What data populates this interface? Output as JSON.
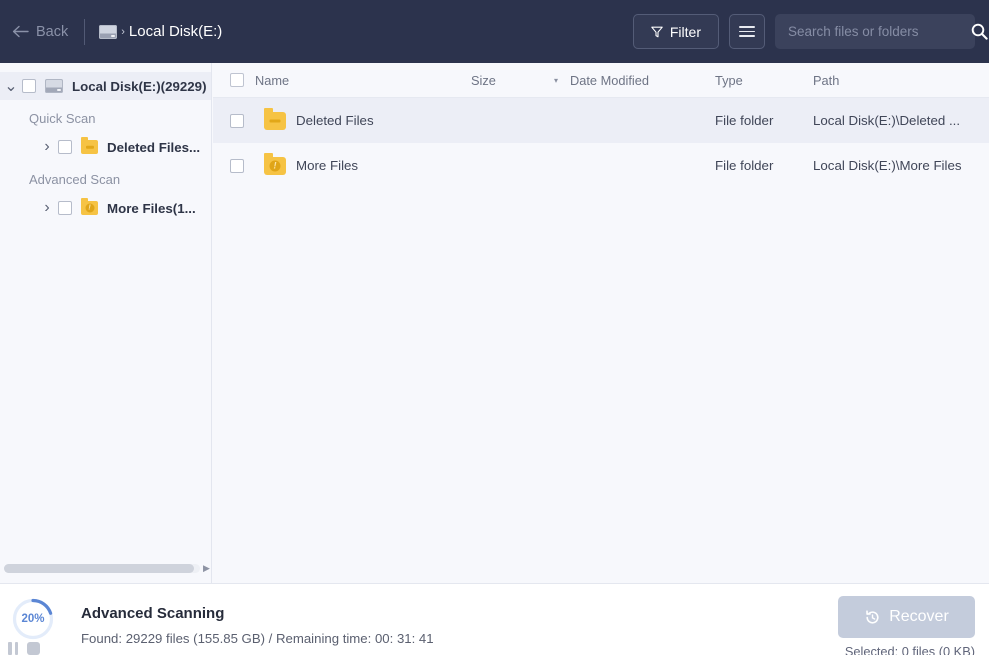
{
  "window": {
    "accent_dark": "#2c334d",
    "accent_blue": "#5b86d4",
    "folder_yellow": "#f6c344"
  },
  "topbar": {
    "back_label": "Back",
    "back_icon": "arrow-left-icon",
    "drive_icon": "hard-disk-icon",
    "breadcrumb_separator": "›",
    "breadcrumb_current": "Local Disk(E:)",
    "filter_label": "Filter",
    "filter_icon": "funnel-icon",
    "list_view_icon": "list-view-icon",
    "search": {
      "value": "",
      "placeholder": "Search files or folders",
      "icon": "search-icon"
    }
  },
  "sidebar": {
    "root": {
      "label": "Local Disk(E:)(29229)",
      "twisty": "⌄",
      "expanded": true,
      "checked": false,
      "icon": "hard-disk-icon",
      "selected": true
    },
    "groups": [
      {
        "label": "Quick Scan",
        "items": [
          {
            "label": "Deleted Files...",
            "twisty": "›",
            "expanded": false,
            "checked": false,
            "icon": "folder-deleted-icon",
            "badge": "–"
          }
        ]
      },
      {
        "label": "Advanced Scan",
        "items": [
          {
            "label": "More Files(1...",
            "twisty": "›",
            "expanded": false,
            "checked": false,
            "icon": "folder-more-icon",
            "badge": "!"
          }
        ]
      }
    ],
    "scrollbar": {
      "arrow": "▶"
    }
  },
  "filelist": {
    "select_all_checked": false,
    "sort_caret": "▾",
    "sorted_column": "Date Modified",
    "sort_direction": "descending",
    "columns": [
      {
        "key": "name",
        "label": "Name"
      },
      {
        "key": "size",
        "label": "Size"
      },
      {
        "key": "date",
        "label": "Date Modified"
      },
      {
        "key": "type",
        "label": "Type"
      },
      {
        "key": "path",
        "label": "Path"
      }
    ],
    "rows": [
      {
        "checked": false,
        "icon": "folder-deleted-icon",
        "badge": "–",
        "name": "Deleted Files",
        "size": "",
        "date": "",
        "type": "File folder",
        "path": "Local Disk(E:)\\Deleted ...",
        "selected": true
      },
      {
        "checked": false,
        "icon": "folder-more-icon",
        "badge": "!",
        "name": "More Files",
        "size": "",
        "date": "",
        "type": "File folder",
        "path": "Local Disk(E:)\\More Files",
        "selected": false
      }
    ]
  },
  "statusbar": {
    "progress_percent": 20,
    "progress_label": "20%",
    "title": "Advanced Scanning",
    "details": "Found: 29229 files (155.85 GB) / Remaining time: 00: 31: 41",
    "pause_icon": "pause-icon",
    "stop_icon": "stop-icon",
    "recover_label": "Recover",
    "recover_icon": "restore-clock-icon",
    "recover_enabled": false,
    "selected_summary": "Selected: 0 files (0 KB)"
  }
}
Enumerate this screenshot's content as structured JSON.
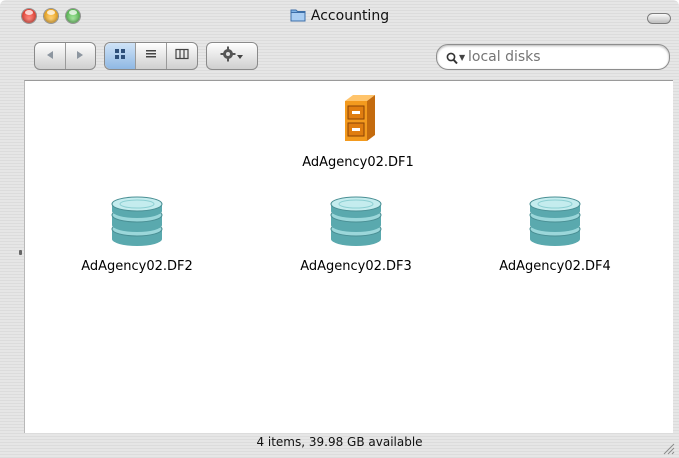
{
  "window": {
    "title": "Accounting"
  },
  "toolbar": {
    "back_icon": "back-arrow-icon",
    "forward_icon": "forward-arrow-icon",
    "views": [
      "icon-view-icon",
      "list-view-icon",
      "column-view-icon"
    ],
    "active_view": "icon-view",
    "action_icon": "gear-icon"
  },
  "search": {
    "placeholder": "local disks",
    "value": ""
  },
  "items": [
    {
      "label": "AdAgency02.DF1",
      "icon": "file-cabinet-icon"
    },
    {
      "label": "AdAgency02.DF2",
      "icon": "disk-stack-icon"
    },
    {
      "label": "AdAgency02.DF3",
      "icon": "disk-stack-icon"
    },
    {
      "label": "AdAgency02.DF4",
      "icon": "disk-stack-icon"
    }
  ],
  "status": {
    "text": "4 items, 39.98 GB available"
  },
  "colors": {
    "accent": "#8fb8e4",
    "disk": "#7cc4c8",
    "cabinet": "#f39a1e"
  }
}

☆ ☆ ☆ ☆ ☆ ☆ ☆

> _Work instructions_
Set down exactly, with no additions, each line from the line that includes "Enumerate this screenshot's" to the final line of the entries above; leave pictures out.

> _Solution to this exercise_
Enumerate this screenshot's content as structured JSON.
{
  "window": {
    "title": "Accounting"
  },
  "toolbar": {
    "back_icon": "back-arrow-icon",
    "forward_icon": "forward-arrow-icon",
    "views": [
      "icon-view-icon",
      "list-view-icon",
      "column-view-icon"
    ],
    "active_view": "icon-view",
    "action_icon": "gear-icon"
  },
  "search": {
    "placeholder": "local disks",
    "value": ""
  },
  "items": [
    {
      "label": "AdAgency02.DF1",
      "icon": "file-cabinet-icon"
    },
    {
      "label": "AdAgency02.DF2",
      "icon": "disk-stack-icon"
    },
    {
      "label": "AdAgency02.DF3",
      "icon": "disk-stack-icon"
    },
    {
      "label": "AdAgency02.DF4",
      "icon": "disk-stack-icon"
    }
  ],
  "status": {
    "text": "4 items, 39.98 GB available"
  },
  "colors": {
    "accent": "#8fb8e4",
    "disk": "#7cc4c8",
    "cabinet": "#f39a1e"
  }
}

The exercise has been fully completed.